#### What to work on:
Among the records below, find the lines containing "xampp" and state only how many there are.

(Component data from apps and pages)
*****

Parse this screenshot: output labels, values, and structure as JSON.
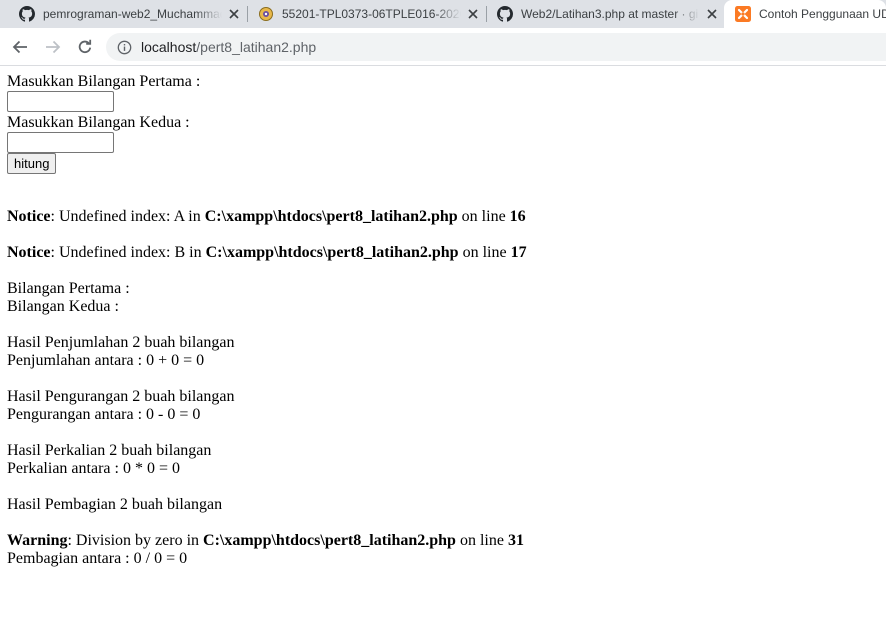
{
  "tabs": [
    {
      "title": "pemrograman-web2_Muchammad",
      "icon": "github-icon"
    },
    {
      "title": "55201-TPL0373-06TPLE016-2020",
      "icon": "course-icon"
    },
    {
      "title": "Web2/Latihan3.php at master · gi",
      "icon": "github-icon"
    },
    {
      "title": "Contoh Penggunaan UD",
      "icon": "xampp-icon",
      "active": true
    }
  ],
  "address_bar": {
    "host": "localhost",
    "path": "/pert8_latihan2.php"
  },
  "form": {
    "label_first": "Masukkan Bilangan Pertama :",
    "label_second": "Masukkan Bilangan Kedua :",
    "value_first": "",
    "value_second": "",
    "submit_label": "hitung"
  },
  "notices": [
    {
      "level": "Notice",
      "message": ": Undefined index: A in ",
      "file": "C:\\xampp\\htdocs\\pert8_latihan2.php",
      "on_line": " on line ",
      "line": "16"
    },
    {
      "level": "Notice",
      "message": ": Undefined index: B in ",
      "file": "C:\\xampp\\htdocs\\pert8_latihan2.php",
      "on_line": " on line ",
      "line": "17"
    }
  ],
  "output": {
    "first_label": "Bilangan Pertama :",
    "second_label": "Bilangan Kedua :",
    "sum_title": "Hasil Penjumlahan 2 buah bilangan",
    "sum_result": "Penjumlahan antara : 0 + 0 = 0",
    "diff_title": "Hasil Pengurangan 2 buah bilangan",
    "diff_result": "Pengurangan antara : 0 - 0 = 0",
    "mul_title": "Hasil Perkalian 2 buah bilangan",
    "mul_result": "Perkalian antara : 0 * 0 = 0",
    "div_title": "Hasil Pembagian 2 buah bilangan",
    "div_result": "Pembagian antara : 0 / 0 = 0"
  },
  "warning": {
    "level": "Warning",
    "message": ": Division by zero in ",
    "file": "C:\\xampp\\htdocs\\pert8_latihan2.php",
    "on_line": " on line ",
    "line": "31"
  },
  "colors": {
    "tabstrip": "#dee1e6",
    "omnibox": "#f1f3f4",
    "xampp": "#fb7a24",
    "course_icon": "#e8b84a"
  }
}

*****

#### Task answer:
5